BAX recognizes the varied and complex nature of access and disability in arts, education, and community and cultural organizing. We will take every measure possible in our current location to meet people where they are in terms of access and disability. BAX is on the second and third floors of a building with staircases that extend from the ground floor entrance to the third floor. There is no elevator or ramp at this time, and the spaces are not wheelchair accessible.

Staircase details:

  • There are 44 front steps leading to the 3rd floor, ranging between 44 and 46 inches each (depending on the placement of the banisters and architecture of the beginning/ending step on each landing). 
  • The front steps are equipped with 4in x 42in 80-grit black grip tape with reflective glow-in-the-dark stripping. 
  • The front steps are broken into several sections of stairs: 
    • 4 steps to the Community Board Landing
    • 12 steps to the mezzanine landing
    • 8 steps to the Reception Desk
    • 12 steps to the BAX Logo Banner landing between the second and third floors, and 8 steps to the 3rd Floor. 
  • There is a bench to sit and rest between the 1st and 2nd floors .

We have two non-gendered bathrooms on each floor, dressing room, and a filtered cold/hot water fountain.

BAX is actively working on an extensive accessibility initiative and is committed to implementing ADA-compliant solutions that open the spaces to all.


BAX currently uses universal design principles in its ongoing digital and communication strategies. In addition, we provide ASL, Alt-text, and CART or auto transcriptions upon request, as much as the budget allows. We provide fidgets, earplugs, and other assistive devices for artists and students who request them. We are also committed to live-streaming performances, if artists are in agreement, as an additional access measure. We are actively engaged in ways to make our building as physically accessible as we can while planning for a future that includes complete accessibility for all programs, staff, and participants.

The education methodology for BAX’s youth programming was designed in partnership with disabled artists and disability specialists to prioritize equitable and accessible strategies towards engaging learners with all kinds of abilities. In addition, BAX teaching artists participate in regular professional development training and faculty discussions to understand and conceive of antiracist curriculum and practice teaching and learning facilitation strategies. Moreover, we believe in collective caretaking in which we appeal to the whole child as well as their family to develop programming that truly meets the needs and experiences of individuals while also enriching our collective community.

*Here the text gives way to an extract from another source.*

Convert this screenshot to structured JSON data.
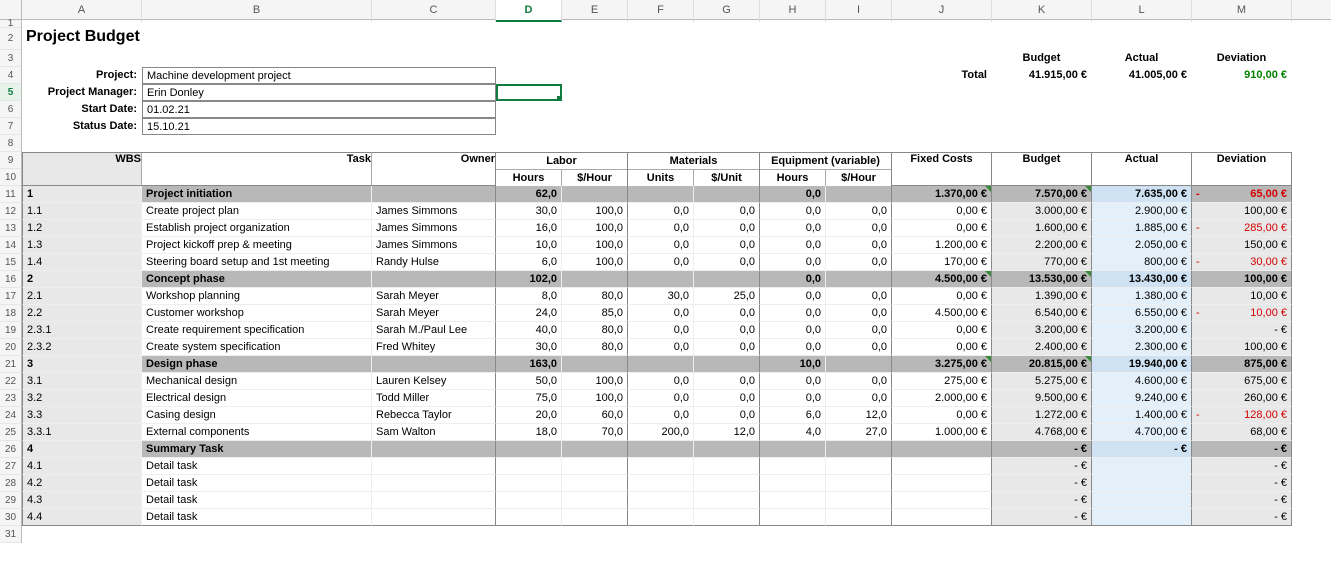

In addition, as part of Practice Lab, BAX is supporting a constellation of projects led by disabled artists that creates a growing framework for disability, access, and artistry at BAX. A multi-prong, artist-led collection of intersectional programs includes ROTATIONS, directed by Yo-Yo Lin and Pelenakeke Brown, D.R.E.A.M. (Disability, Radicality, Embodiment, and Access for Makers) developed by the artist Perel, an Access Artistry Conversation and Learning Circle series designed and led by Kevin Gotkin. (Check out BAX’s 2023 Framing Disability Justice Google Site, created in partnership with Kevin.) We also have a collaborative residency with the CUNY Dance Initiative at Brooklyn College, through which supported disabled artist Anna Gichan.

Together, these projects build a platform for disability artistry that serves both the organizational culture, including BAX staff and its artist community, as well as the broader field of contemporary dance and performing arts. These interlocking programs formulate a framework for accountability and shared stewardship. They build momentum and expertise about disability access and artistry, a key dimension to sustainable organizing that too often is siloed among only those spearheading the work.